Use the residue theorem! Don't mess with antiderivatives if there are singularities around.

5. Jan 21, 2012

### Ted123

OK, so turning to the residue theorem:

The singularities of $\displaystyle f(z) = \frac{2z}{z^2+w^2}$ are $\pm iw$.

$\text{res}(f,\pm iw) = 1$.

The contour $\gamma$ is a positively oriented unit circle.

So if $w \in [-1,1]$ then the winding number $n ( \gamma , \pm iw ) =1$. If $w \notin [-1,1]$ then the winding number $n ( \gamma , \pm iw ) =0$.

So $$2\pi i \times I = 2\pi i \left( \pm iw \times 1 \right)$$ for $w\in [-1,1]$ and $I=0$ otherwise?

6. Jan 21, 2012

### Dick

The residues aren't $\pm iw$. They are 1, as you said. Fix your final answer. And they want you to consider w as a complex parameter, describing it using interval notation is for real numbers. And you might want to think about the case |w|=1 separately. But that's a good start. Just needs a little fixing.

Last edited: Jan 21, 2012
7. Jan 21, 2012

### Ted123

The singularities are $\pm iw$ ; the residues are 1 - correct?

$I = (1 \times 1 + 1 \times 1) = 2$ if $-1 < \text{Re}(w) < 1$ and $-i <\text{Im}(w) < i$.

and $I=0$ if $\text{Re}(w) < -1$ or $\text{Re}(w) > 1$ or $\text{Im}(w) < -i$ or $\text{Im}(w) > i$

If $|w|=1$ is the winding number still 1?

8. Jan 21, 2012

### Dick

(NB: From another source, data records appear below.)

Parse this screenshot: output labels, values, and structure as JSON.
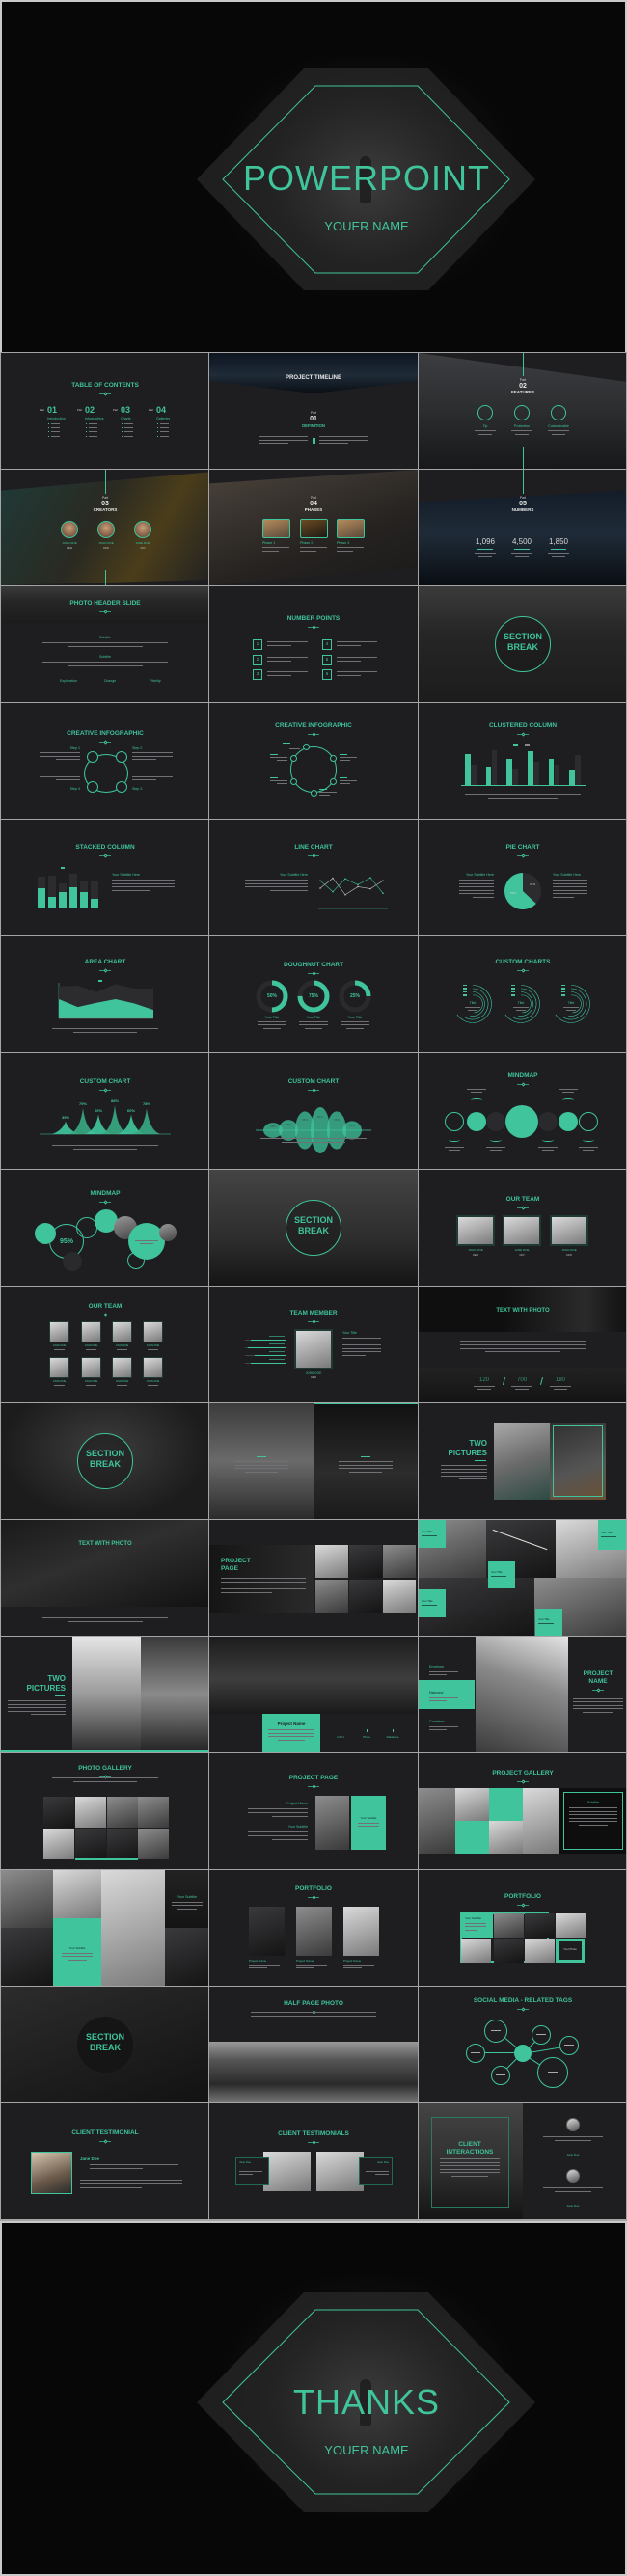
{
  "theme": {
    "accent": "#3fc49b",
    "slide_bg": "#1e1e21",
    "border": "#a5a5a5"
  },
  "cover": {
    "title": "POWERPOINT",
    "subtitle": "YOUER NAME"
  },
  "closing": {
    "title": "THANKS",
    "subtitle": "YOUER NAME"
  },
  "slides": [
    {
      "kind": "toc",
      "title": "TABLE OF CONTENTS",
      "part": "Part",
      "items": [
        {
          "num": "01",
          "label": "Introduction"
        },
        {
          "num": "02",
          "label": "Infographics"
        },
        {
          "num": "03",
          "label": "Charts"
        },
        {
          "num": "04",
          "label": "Galleries"
        }
      ]
    },
    {
      "kind": "timeline",
      "title": "PROJECT TIMELINE",
      "part": "Part",
      "num": "01",
      "heading": "DEFINITION"
    },
    {
      "kind": "features",
      "part": "Part",
      "num": "02",
      "heading": "FEATURES",
      "items": [
        "Tip",
        "Protection",
        "Customizable"
      ]
    },
    {
      "kind": "creators",
      "part": "Part",
      "num": "03",
      "heading": "CREATORS",
      "people": [
        {
          "name": "JOHN DOE",
          "role": "CEO"
        },
        {
          "name": "JOHN DOE",
          "role": "CFO"
        },
        {
          "name": "JANE DOE",
          "role": "CIO"
        }
      ]
    },
    {
      "kind": "phases",
      "part": "Part",
      "num": "04",
      "heading": "PHASES",
      "items": [
        "Phase 1",
        "Phase 2",
        "Phase 3"
      ]
    },
    {
      "kind": "numbers",
      "part": "Part",
      "num": "05",
      "heading": "NUMBERS",
      "values": [
        "1,096",
        "4,500",
        "1,850"
      ]
    },
    {
      "kind": "photoheader",
      "title": "PHOTO HEADER SLIDE",
      "subtitles": [
        "Subtitle",
        "Subtitle"
      ],
      "links": [
        "Exploration",
        "Change",
        "Fidelity"
      ]
    },
    {
      "kind": "numpoints",
      "title": "NUMBER POINTS",
      "nums": [
        "1",
        "2",
        "3",
        "4",
        "5",
        "6"
      ]
    },
    {
      "kind": "section",
      "bg": "rocks",
      "lines": [
        "SECTION",
        "BREAK"
      ]
    },
    {
      "kind": "info1",
      "title": "CREATIVE INFOGRAPHIC",
      "steps": [
        "Step 1",
        "Step 2",
        "Step 3",
        "Step 4"
      ]
    },
    {
      "kind": "info2",
      "title": "CREATIVE INFOGRAPHIC"
    },
    {
      "kind": "clustered",
      "title": "CLUSTERED COLUMN",
      "chart": {
        "type": "bar",
        "ylim": [
          0,
          11
        ],
        "series": [
          {
            "color": "#3fc49b",
            "values": [
              9.4,
              5.4,
              7.9,
              10,
              7.9,
              4.6
            ]
          },
          {
            "color": "#2c2c2f",
            "values": [
              6,
              10.5,
              5,
              7,
              6,
              9
            ]
          }
        ]
      }
    },
    {
      "kind": "stacked",
      "title": "STACKED COLUMN",
      "subtitle": "Your Subtitle Here",
      "chart": {
        "type": "stacked-bar",
        "ylim": [
          0,
          40
        ],
        "series": [
          {
            "color": "#3fc49b",
            "values": [
              21,
              12,
              17,
              22,
              17,
              10
            ]
          },
          {
            "color": "#2c2c2f",
            "values": [
              12,
              22,
              9,
              14,
              12,
              19
            ]
          }
        ]
      }
    },
    {
      "kind": "line",
      "title": "LINE CHART",
      "subtitle": "Your Subtitle Here",
      "chart": {
        "type": "line",
        "ylim": [
          0,
          5
        ],
        "series": [
          {
            "color": "#bdbdbd",
            "values": [
              2.5,
              4.5,
              1.2,
              2.8,
              2.4,
              4
            ]
          },
          {
            "color": "#3fc49b",
            "values": [
              4,
              1.8,
              4.4,
              3.2,
              4.6,
              1.5
            ]
          }
        ]
      }
    },
    {
      "kind": "pie",
      "title": "PIE CHART",
      "subtitle": "Your Subtitle Here",
      "chart": {
        "type": "pie",
        "values": [
          63,
          37
        ],
        "labels": [
          "63%",
          "37%"
        ],
        "colors": [
          "#3fc49b",
          "#2c2c2f"
        ]
      }
    },
    {
      "kind": "area",
      "title": "AREA CHART",
      "chart": {
        "type": "area",
        "ylim": [
          0,
          5
        ],
        "series": [
          {
            "color": "#2c2c2f",
            "values": [
              4.5,
              4.6,
              3.7,
              4.8,
              4.2,
              4.2
            ]
          },
          {
            "color": "#3fc49b",
            "values": [
              2.7,
              1.6,
              2.2,
              2.7,
              2.1,
              1.2
            ]
          }
        ]
      }
    },
    {
      "kind": "doughnut",
      "title": "DOUGHNUT CHART",
      "caption": "Your Title",
      "values": [
        50,
        75,
        25
      ],
      "labels": [
        "50%",
        "75%",
        "25%"
      ]
    },
    {
      "kind": "arcs",
      "title": "CUSTOM CHARTS",
      "caption": "Title"
    },
    {
      "kind": "peaks",
      "title": "CUSTOM CHART",
      "values": [
        39,
        79,
        60,
        88,
        60,
        78
      ],
      "labels": [
        "39%",
        "79%",
        "60%",
        "88%",
        "60%",
        "78%"
      ]
    },
    {
      "kind": "bumps",
      "title": "CUSTOM CHART",
      "values": [
        18,
        25,
        45,
        55,
        45,
        22
      ],
      "labels": [
        "18%",
        "25%",
        "45%",
        "55%",
        "45%",
        "22%"
      ]
    },
    {
      "kind": "mindmap1",
      "title": "MINDMAP"
    },
    {
      "kind": "mindmap2",
      "title": "MINDMAP",
      "value": "95%"
    },
    {
      "kind": "section",
      "bg": "clouds",
      "lines": [
        "SECTION",
        "BREAK"
      ]
    },
    {
      "kind": "team3",
      "title": "OUR TEAM",
      "people": [
        {
          "name": "JOHN DOE",
          "role": "CEO"
        },
        {
          "name": "JANE DOE",
          "role": "CIO"
        },
        {
          "name": "JOHN DOE",
          "role": "CFO"
        }
      ]
    },
    {
      "kind": "team8",
      "title": "OUR TEAM",
      "people": [
        "JOHN DOE",
        "JOHN DOE",
        "JOHN DOE",
        "JOHN DOE",
        "JOHN DOE",
        "JOHN DOE",
        "JOHN DOE",
        "JOHN DOE"
      ]
    },
    {
      "kind": "member",
      "title": "TEAM MEMBER",
      "name": "JOHN DOE",
      "role": "CEO",
      "subtitle": "Your Title"
    },
    {
      "kind": "textphoto1",
      "title": "TEXT WITH PHOTO",
      "stats": [
        "120",
        "700",
        "180"
      ]
    },
    {
      "kind": "section",
      "bg": "tortoise",
      "lines": [
        "SECTION",
        "BREAK"
      ]
    },
    {
      "kind": "twopanels"
    },
    {
      "kind": "twopics1",
      "lines": [
        "TWO",
        "PICTURES"
      ]
    },
    {
      "kind": "textphoto2",
      "title": "TEXT WITH PHOTO"
    },
    {
      "kind": "projectpage1",
      "lines": [
        "PROJECT",
        "PAGE"
      ]
    },
    {
      "kind": "collage1",
      "boxes": [
        "Your Title",
        "Your Title",
        "Your Title",
        "Your Title",
        "Your Title"
      ]
    },
    {
      "kind": "twopics2",
      "lines": [
        "TWO",
        "PICTURES"
      ]
    },
    {
      "kind": "projectname1",
      "name": "Project Name",
      "items": [
        "Infinit",
        "Photo",
        "Database"
      ]
    },
    {
      "kind": "projectname2",
      "lines": [
        "PROJECT",
        "NAME"
      ],
      "items": [
        "Envelope",
        "Diamond",
        "Container"
      ]
    },
    {
      "kind": "gallery",
      "title": "PHOTO GALLERY"
    },
    {
      "kind": "projectpage2",
      "title": "PROJECT PAGE",
      "labels": [
        "Project Name",
        "Your Subtitle"
      ],
      "box": "Your Subtitle"
    },
    {
      "kind": "pgallery",
      "title": "PROJECT GALLERY",
      "box": "Subtitle"
    },
    {
      "kind": "collage2",
      "labels": [
        "Your Subtitle",
        "Your Subtitle"
      ]
    },
    {
      "kind": "portfolio1",
      "title": "PORTFOLIO",
      "items": [
        "Project Name",
        "Project Name",
        "Project Name"
      ]
    },
    {
      "kind": "portfolio2",
      "title": "PORTFOLIO",
      "label": "Your Subtitle",
      "photo": "Your Photo"
    },
    {
      "kind": "section",
      "bg": "forest",
      "lines": [
        "SECTION",
        "BREAK"
      ]
    },
    {
      "kind": "halfphoto",
      "title": "HALF PAGE PHOTO"
    },
    {
      "kind": "social",
      "title": "SOCIAL MEDIA - RELATED TAGS"
    },
    {
      "kind": "testimonial",
      "title": "CLIENT TESTIMONIAL",
      "name": "Jane Doe"
    },
    {
      "kind": "testimonials",
      "title": "CLIENT TESTIMONIALS",
      "names": [
        "Jane Doe",
        "Jane Doe"
      ]
    },
    {
      "kind": "interactions",
      "lines": [
        "CLIENT",
        "INTERACTIONS"
      ],
      "names": [
        "Jane Doe",
        "Jane Doe"
      ]
    }
  ]
}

So the integral is 4*pi*i if w inside of the contour right? The region you are describing sounds like a square to me. And the contour is round. If |w|=1 then your contour integral is singular, isn't it? The poles will be on the contour. You can still assign the integral a value if you interpret it as a Cauchy principal value, if you covered that.

9. Jan 21, 2012

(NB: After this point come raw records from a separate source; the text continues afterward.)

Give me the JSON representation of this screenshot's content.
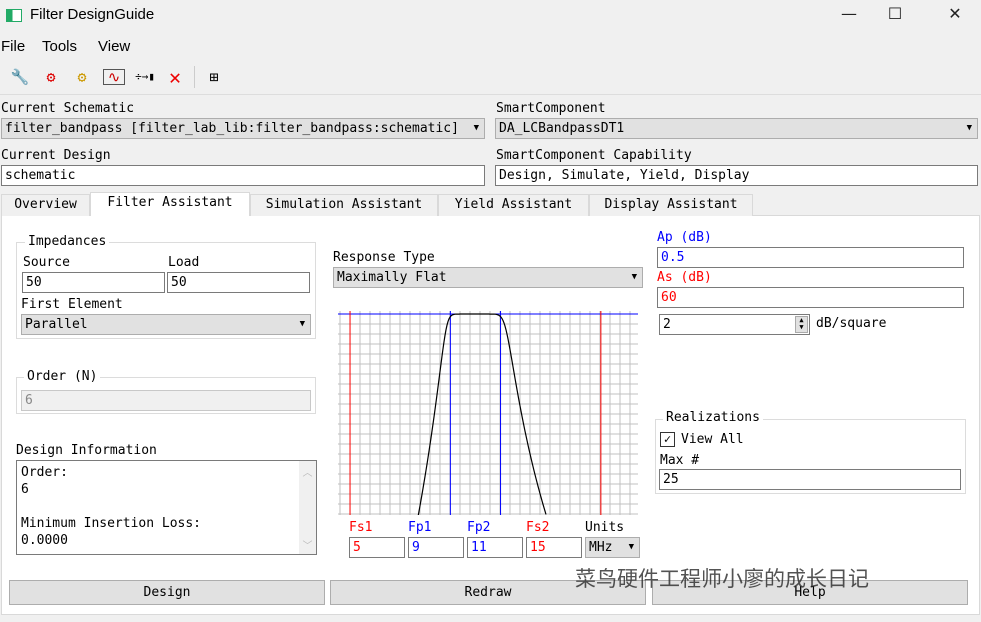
{
  "window": {
    "title": "Filter DesignGuide",
    "minimize": "—",
    "maximize": "☐",
    "close": "✕"
  },
  "menu": [
    "File",
    "Tools",
    "View"
  ],
  "toolbar": [
    {
      "icon": "wrench-icon",
      "glyph": "🔧"
    },
    {
      "icon": "gears-icon",
      "glyph": "⚙"
    },
    {
      "icon": "gears-wrench-icon",
      "glyph": "⚙"
    },
    {
      "icon": "plot-icon",
      "glyph": "∿"
    },
    {
      "icon": "component-icon",
      "glyph": "÷→▮"
    },
    {
      "icon": "delete-icon",
      "glyph": "✕"
    },
    {
      "icon": "grid-icon",
      "glyph": "⊞"
    }
  ],
  "schematic": {
    "label": "Current Schematic",
    "value": "filter_bandpass [filter_lab_lib:filter_bandpass:schematic]"
  },
  "smart_component": {
    "label": "SmartComponent",
    "value": "DA_LCBandpassDT1"
  },
  "design": {
    "label": "Current Design",
    "value": "schematic"
  },
  "capability": {
    "label": "SmartComponent Capability",
    "value": "Design, Simulate, Yield, Display"
  },
  "tabs": [
    "Overview",
    "Filter Assistant",
    "Simulation Assistant",
    "Yield Assistant",
    "Display Assistant"
  ],
  "impedances": {
    "title": "Impedances",
    "source_label": "Source",
    "source": "50",
    "load_label": "Load",
    "load": "50",
    "first_element_label": "First Element",
    "first_element": "Parallel"
  },
  "order": {
    "title": "Order (N)",
    "value": "6"
  },
  "design_info": {
    "title": "Design Information",
    "lines": [
      "Order:",
      "6",
      "",
      "Minimum Insertion Loss:",
      "0.0000"
    ]
  },
  "response": {
    "label": "Response Type",
    "value": "Maximally Flat"
  },
  "ap": {
    "label": "Ap (dB)",
    "value": "0.5"
  },
  "as": {
    "label": "As (dB)",
    "value": "60"
  },
  "scale": {
    "value": "2",
    "unit": "dB/square"
  },
  "realizations": {
    "title": "Realizations",
    "view_all": "View All",
    "view_all_checked": true,
    "max_label": "Max #",
    "max": "25"
  },
  "freqs": {
    "fs1_label": "Fs1",
    "fs1": "5",
    "fp1_label": "Fp1",
    "fp1": "9",
    "fp2_label": "Fp2",
    "fp2": "11",
    "fs2_label": "Fs2",
    "fs2": "15",
    "units_label": "Units",
    "units": "MHz"
  },
  "buttons": {
    "design": "Design",
    "redraw": "Redraw",
    "help": "Help"
  },
  "watermark": "菜鸟硬件工程师小廖的成长日记",
  "colors": {
    "stop": "#ff0000",
    "pass": "#0000ff",
    "grid": "#c0c0c0",
    "curve": "#000000"
  },
  "chart_data": {
    "type": "line",
    "xlim": [
      4.52,
      16.48
    ],
    "ylim": [
      -0.6,
      39.6
    ],
    "grid": true,
    "y_units_per_square": 2,
    "markers": [
      {
        "name": "Fs1",
        "x": 5,
        "color": "#ff0000"
      },
      {
        "name": "Fp1",
        "x": 9,
        "color": "#0000ff"
      },
      {
        "name": "Fp2",
        "x": 11,
        "color": "#0000ff"
      },
      {
        "name": "Fs2",
        "x": 15,
        "color": "#ff0000"
      }
    ],
    "hline": 0,
    "order": 6,
    "ap": 0.5
  }
}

### Ted123

I think I=2 as that factor of $2\pi i$ gets cancelled by that of the original integral. Why is the integral 'singular' if $|w|=1$? And yes, I know the contour is a circle but I'm having trouble describing it - I now see I was describing a square before!

10. Jan 21, 2012

### Dick

Right. The original definition cancels the 2*pi*i. The integral is singular if |w|=1 because then iw is on the unit circle. You'll get a zero in the denominator as you integrate. What's wrong with |w|<1 as a description of the interior of the unit circle?

11. Jan 21, 2012

### Ted123

I don't know why I didn't think to describe $w$ like that. Does this description of $I$ look OK:

$$I = \left\{ \begin{array}{lr} 2 & : \;|w|< 1\\ 0 & : \;|w|>1\\ \text{undefined} & : \; |w|=1 \end{array} \right.$$

12. Jan 21, 2012

### Dick

Looks fine. Like I said before, if you take the principal value sense of the integral you could show you get 1 for |w|=1, but if you haven't covered that, don't worry about it.